(Data records for software interfaces)
↓↓↓

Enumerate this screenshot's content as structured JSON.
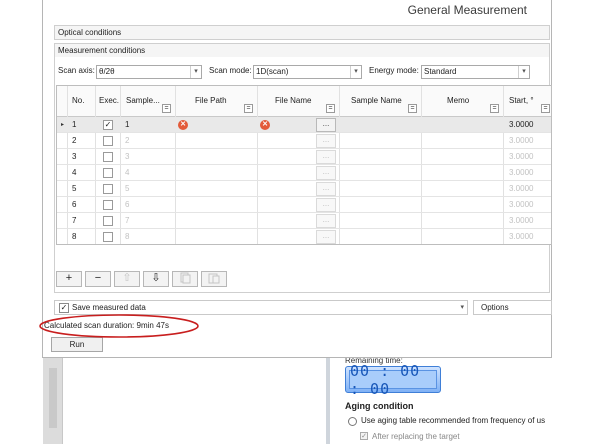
{
  "window": {
    "title": "General Measurement"
  },
  "sections": {
    "optical": "Optical conditions",
    "measurement": "Measurement conditions"
  },
  "combos": {
    "scan_axis_label": "Scan axis:",
    "scan_axis_value": "θ/2θ",
    "scan_mode_label": "Scan mode:",
    "scan_mode_value": "1D(scan)",
    "energy_mode_label": "Energy mode:",
    "energy_mode_value": "Standard"
  },
  "grid": {
    "columns": [
      "No.",
      "Exec.",
      "Sample...",
      "File Path",
      "File Name",
      "Sample Name",
      "Memo",
      "Start, °"
    ],
    "rows": [
      {
        "no": "1",
        "exec": "✓",
        "sample": "1",
        "start": "3.0000"
      },
      {
        "no": "2",
        "exec": "",
        "sample": "2",
        "start": "3.0000"
      },
      {
        "no": "3",
        "exec": "",
        "sample": "3",
        "start": "3.0000"
      },
      {
        "no": "4",
        "exec": "",
        "sample": "4",
        "start": "3.0000"
      },
      {
        "no": "5",
        "exec": "",
        "sample": "5",
        "start": "3.0000"
      },
      {
        "no": "6",
        "exec": "",
        "sample": "6",
        "start": "3.0000"
      },
      {
        "no": "7",
        "exec": "",
        "sample": "7",
        "start": "3.0000"
      },
      {
        "no": "8",
        "exec": "",
        "sample": "8",
        "start": "3.0000"
      }
    ],
    "browse_label": "...",
    "row_pointer": "▸",
    "filter_glyph": "="
  },
  "toolbar": {
    "add": "+",
    "remove": "−",
    "up": "⇧",
    "down": "⇩"
  },
  "save": {
    "checked": "✓",
    "label": "Save measured data",
    "arrow": "▾"
  },
  "options": {
    "label": "Options"
  },
  "duration": {
    "text": "Calculated scan duration: 9min 47s"
  },
  "run": {
    "label": "Run"
  },
  "background": {
    "remaining_label": "Remaining time:",
    "timer": "00 : 00 : 00",
    "aging_title": "Aging condition",
    "aging_option": "Use aging table recommended from frequency of us",
    "aging_check": "After replacing the target",
    "aging_check_mark": "✓"
  },
  "colors": {
    "annotation": "#c81e1e",
    "error": "#e35b3a",
    "timer": "#7fb1f5"
  },
  "icons": {
    "error": "error-x-icon",
    "check": "check-icon",
    "dropdown": "chevron-down-icon"
  }
}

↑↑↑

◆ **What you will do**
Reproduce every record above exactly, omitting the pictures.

◆ **Task response**
Enumerate this screenshot's content as structured JSON.
{
  "window": {
    "title": "General Measurement"
  },
  "sections": {
    "optical": "Optical conditions",
    "measurement": "Measurement conditions"
  },
  "combos": {
    "scan_axis_label": "Scan axis:",
    "scan_axis_value": "θ/2θ",
    "scan_mode_label": "Scan mode:",
    "scan_mode_value": "1D(scan)",
    "energy_mode_label": "Energy mode:",
    "energy_mode_value": "Standard"
  },
  "grid": {
    "columns": [
      "No.",
      "Exec.",
      "Sample...",
      "File Path",
      "File Name",
      "Sample Name",
      "Memo",
      "Start, °"
    ],
    "rows": [
      {
        "no": "1",
        "exec": "✓",
        "sample": "1",
        "start": "3.0000"
      },
      {
        "no": "2",
        "exec": "",
        "sample": "2",
        "start": "3.0000"
      },
      {
        "no": "3",
        "exec": "",
        "sample": "3",
        "start": "3.0000"
      },
      {
        "no": "4",
        "exec": "",
        "sample": "4",
        "start": "3.0000"
      },
      {
        "no": "5",
        "exec": "",
        "sample": "5",
        "start": "3.0000"
      },
      {
        "no": "6",
        "exec": "",
        "sample": "6",
        "start": "3.0000"
      },
      {
        "no": "7",
        "exec": "",
        "sample": "7",
        "start": "3.0000"
      },
      {
        "no": "8",
        "exec": "",
        "sample": "8",
        "start": "3.0000"
      }
    ],
    "browse_label": "...",
    "row_pointer": "▸",
    "filter_glyph": "="
  },
  "toolbar": {
    "add": "+",
    "remove": "−",
    "up": "⇧",
    "down": "⇩"
  },
  "save": {
    "checked": "✓",
    "label": "Save measured data",
    "arrow": "▾"
  },
  "options": {
    "label": "Options"
  },
  "duration": {
    "text": "Calculated scan duration: 9min 47s"
  },
  "run": {
    "label": "Run"
  },
  "background": {
    "remaining_label": "Remaining time:",
    "timer": "00 : 00 : 00",
    "aging_title": "Aging condition",
    "aging_option": "Use aging table recommended from frequency of us",
    "aging_check": "After replacing the target",
    "aging_check_mark": "✓"
  },
  "colors": {
    "annotation": "#c81e1e",
    "error": "#e35b3a",
    "timer": "#7fb1f5"
  },
  "icons": {
    "error": "error-x-icon",
    "check": "check-icon",
    "dropdown": "chevron-down-icon"
  }
}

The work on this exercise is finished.